_Component data from apps and pages_.
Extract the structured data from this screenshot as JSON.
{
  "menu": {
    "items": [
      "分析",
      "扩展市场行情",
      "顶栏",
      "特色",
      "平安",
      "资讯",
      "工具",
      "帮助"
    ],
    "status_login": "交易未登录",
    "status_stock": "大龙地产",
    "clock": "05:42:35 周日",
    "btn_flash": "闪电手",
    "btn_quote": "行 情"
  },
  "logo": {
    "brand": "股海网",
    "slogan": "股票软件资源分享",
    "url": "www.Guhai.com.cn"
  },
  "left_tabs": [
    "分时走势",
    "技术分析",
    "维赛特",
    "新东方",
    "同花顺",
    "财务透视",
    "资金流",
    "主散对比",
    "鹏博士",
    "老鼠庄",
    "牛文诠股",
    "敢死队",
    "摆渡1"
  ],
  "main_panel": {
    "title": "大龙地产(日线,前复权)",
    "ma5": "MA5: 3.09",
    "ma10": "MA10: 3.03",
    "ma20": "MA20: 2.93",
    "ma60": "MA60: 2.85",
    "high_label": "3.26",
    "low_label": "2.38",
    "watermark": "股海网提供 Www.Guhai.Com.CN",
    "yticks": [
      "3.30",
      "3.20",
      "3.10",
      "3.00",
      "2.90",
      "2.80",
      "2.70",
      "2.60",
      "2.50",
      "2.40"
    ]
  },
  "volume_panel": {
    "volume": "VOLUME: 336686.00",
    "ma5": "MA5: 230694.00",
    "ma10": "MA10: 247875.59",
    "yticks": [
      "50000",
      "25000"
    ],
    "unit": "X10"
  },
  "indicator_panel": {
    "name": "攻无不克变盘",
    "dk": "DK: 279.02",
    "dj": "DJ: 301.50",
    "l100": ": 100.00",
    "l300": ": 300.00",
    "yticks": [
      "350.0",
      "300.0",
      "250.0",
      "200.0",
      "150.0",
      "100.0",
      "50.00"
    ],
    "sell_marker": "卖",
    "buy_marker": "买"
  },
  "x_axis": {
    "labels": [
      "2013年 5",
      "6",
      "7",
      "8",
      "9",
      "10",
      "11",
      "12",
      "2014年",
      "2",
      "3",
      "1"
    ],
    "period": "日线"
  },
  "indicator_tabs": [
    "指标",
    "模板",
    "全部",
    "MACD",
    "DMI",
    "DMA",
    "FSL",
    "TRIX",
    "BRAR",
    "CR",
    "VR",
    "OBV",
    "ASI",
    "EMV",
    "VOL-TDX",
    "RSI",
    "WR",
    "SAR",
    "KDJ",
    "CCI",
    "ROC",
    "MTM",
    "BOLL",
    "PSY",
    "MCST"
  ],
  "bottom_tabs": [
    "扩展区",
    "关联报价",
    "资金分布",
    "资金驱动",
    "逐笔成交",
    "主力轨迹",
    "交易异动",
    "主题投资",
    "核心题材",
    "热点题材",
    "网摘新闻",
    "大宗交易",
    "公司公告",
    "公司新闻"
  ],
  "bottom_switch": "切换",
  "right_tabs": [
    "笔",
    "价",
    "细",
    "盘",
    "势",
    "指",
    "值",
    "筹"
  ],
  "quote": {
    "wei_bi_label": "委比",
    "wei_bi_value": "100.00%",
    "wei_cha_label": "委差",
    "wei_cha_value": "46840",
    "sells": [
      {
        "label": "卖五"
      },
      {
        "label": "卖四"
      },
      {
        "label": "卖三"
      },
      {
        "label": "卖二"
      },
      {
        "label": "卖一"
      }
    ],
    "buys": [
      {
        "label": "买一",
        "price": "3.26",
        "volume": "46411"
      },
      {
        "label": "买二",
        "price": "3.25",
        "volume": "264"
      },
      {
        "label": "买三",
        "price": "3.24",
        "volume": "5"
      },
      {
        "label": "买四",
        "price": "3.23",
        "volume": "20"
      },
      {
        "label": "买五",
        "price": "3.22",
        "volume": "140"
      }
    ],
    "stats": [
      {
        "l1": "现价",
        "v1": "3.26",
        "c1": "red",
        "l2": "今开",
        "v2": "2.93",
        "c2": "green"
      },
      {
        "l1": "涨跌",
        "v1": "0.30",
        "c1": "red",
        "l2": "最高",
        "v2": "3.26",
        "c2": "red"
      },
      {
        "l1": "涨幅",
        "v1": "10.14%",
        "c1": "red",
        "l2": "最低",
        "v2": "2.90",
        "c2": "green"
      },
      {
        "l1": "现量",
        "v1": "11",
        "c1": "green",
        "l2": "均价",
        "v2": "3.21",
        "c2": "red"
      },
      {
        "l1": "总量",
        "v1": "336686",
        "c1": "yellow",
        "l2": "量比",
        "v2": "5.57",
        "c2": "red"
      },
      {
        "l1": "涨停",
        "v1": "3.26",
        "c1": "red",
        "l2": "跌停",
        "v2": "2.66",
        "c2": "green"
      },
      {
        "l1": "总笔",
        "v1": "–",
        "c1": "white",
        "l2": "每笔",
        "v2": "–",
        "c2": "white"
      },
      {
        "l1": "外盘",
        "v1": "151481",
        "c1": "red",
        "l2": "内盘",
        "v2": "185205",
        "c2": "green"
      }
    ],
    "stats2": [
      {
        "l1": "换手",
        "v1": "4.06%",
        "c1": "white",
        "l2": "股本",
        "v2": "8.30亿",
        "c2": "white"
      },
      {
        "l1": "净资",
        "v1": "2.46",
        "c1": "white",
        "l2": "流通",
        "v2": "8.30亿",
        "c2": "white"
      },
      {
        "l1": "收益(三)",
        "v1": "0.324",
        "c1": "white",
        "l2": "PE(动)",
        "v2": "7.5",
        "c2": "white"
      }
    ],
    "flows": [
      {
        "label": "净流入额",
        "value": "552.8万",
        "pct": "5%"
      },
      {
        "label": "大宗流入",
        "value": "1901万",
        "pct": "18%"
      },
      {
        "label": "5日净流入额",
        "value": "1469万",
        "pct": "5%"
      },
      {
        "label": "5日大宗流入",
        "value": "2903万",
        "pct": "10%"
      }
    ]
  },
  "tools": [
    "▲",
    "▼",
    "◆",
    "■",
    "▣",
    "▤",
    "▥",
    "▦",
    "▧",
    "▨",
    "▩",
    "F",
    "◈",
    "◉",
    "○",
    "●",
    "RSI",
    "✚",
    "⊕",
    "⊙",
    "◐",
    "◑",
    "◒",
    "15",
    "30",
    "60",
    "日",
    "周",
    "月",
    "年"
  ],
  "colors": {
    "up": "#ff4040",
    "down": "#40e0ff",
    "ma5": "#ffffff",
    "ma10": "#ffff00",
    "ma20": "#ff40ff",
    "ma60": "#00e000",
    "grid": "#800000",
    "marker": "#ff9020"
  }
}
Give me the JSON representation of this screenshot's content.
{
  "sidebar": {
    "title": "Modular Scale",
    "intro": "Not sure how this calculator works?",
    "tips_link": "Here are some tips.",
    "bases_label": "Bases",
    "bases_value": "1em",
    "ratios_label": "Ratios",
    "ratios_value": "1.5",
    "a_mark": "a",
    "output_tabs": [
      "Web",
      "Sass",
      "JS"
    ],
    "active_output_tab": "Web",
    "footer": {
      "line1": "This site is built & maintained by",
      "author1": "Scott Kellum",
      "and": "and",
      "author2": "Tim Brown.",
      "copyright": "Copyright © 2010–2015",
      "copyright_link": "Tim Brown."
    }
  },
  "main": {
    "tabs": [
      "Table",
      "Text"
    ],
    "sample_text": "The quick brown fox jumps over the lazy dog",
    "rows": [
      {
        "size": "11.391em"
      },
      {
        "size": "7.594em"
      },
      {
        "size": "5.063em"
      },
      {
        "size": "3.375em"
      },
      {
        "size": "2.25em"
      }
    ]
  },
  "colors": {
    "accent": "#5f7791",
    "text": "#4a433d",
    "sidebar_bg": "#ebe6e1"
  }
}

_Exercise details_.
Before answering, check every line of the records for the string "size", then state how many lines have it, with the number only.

_Solution for this exercise_.
5